Prime Minister Manmohan Singh will find a gloomy, sullen and self-absorbed Washington when he visits the US capital today. Disappointment and disillusion with President Barack Obama is widespread among his friends. His political adversaries are far harsher.
Washington is still reeling from last week’s shooting rampage that killed 12 navy employees. More fundamentally, many Americans are asking whether their system works any longer, and whether their moment in the sun has passed. Under these circumstances, the prime minister will have to compete with other US preoccupations for the attention of politicians, officials and the media.
The government’s fiscal year ends next Monday, but Congress has not adopted a budget nor authorised any government spending for the year beginning October 1. Tea party activists talk cheerfully of shutting down the government next week because new spending has not been approved. Even if that deadline is successfully passed, the treasury faces default and a credit downgrade a few weeks later, unless Congress lifts limits on the amount of money the government may borrow. Congress’s inability to resolve these pressing budget issues is linked to the continued passions surrounding Obama’s landmark healthcare programme, enacted into law three years ago. Congressional Republicans have held more than 40 votes to overturn the law, most recently last week, even though they know that neither the Senate nor the White House will support repeal.
Washington is more badly polarised between the two parties than at any time in memory, but that’s only part of the challenge. Party leaders cannot control even their own members. Obama faces opposition from Democratic legislators over his threat to use military force against Syria, and liberals complain that he is too willing to negotiate with the Republicans on domestic spending. On the Republican side, many backbenchers in the House of Representatives are in open rebellion against the budget plan favoured by their leaders. House Speaker John Boehner’s worst nightmares are caused not by Democrats, but by the sizeable group of House Republicans who support Tea Party-backed slash-and-burn tactics.

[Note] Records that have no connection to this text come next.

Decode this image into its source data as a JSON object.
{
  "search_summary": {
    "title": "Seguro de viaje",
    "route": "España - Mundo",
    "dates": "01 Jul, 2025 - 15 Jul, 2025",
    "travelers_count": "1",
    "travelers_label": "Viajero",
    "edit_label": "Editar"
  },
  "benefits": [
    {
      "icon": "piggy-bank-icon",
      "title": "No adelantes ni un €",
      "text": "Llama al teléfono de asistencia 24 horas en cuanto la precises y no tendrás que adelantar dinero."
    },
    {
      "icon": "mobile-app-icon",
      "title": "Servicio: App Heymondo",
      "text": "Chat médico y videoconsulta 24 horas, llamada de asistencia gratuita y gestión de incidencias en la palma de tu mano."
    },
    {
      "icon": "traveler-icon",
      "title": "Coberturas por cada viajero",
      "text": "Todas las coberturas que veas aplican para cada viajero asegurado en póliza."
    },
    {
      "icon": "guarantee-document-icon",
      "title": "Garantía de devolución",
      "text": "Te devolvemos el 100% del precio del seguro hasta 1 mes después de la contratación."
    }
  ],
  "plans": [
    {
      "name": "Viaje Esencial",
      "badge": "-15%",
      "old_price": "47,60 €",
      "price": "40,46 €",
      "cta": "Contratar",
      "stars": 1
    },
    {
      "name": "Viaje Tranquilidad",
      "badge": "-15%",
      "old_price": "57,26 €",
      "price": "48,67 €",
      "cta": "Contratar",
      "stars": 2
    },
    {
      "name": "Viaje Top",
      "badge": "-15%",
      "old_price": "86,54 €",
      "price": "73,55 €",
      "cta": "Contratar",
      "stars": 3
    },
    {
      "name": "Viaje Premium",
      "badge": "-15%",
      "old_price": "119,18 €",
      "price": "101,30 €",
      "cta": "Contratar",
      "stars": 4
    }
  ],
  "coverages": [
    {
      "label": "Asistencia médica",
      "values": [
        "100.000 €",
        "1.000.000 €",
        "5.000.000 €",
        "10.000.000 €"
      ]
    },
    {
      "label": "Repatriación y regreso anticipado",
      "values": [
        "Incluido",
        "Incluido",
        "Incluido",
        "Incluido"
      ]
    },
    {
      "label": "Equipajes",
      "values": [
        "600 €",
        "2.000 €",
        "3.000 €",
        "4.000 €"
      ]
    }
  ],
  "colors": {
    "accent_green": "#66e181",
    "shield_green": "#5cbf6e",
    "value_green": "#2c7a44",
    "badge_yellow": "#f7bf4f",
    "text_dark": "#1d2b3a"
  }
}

Indeed, the dysfunction of the House Republicans makes Democratic infighting look positively tame. But any Democratic inclination to sit back and enjoy the GOP spectacle ought to be stifled; while the politicians squabble, the country’s serious problems only worsen.
The talk of the town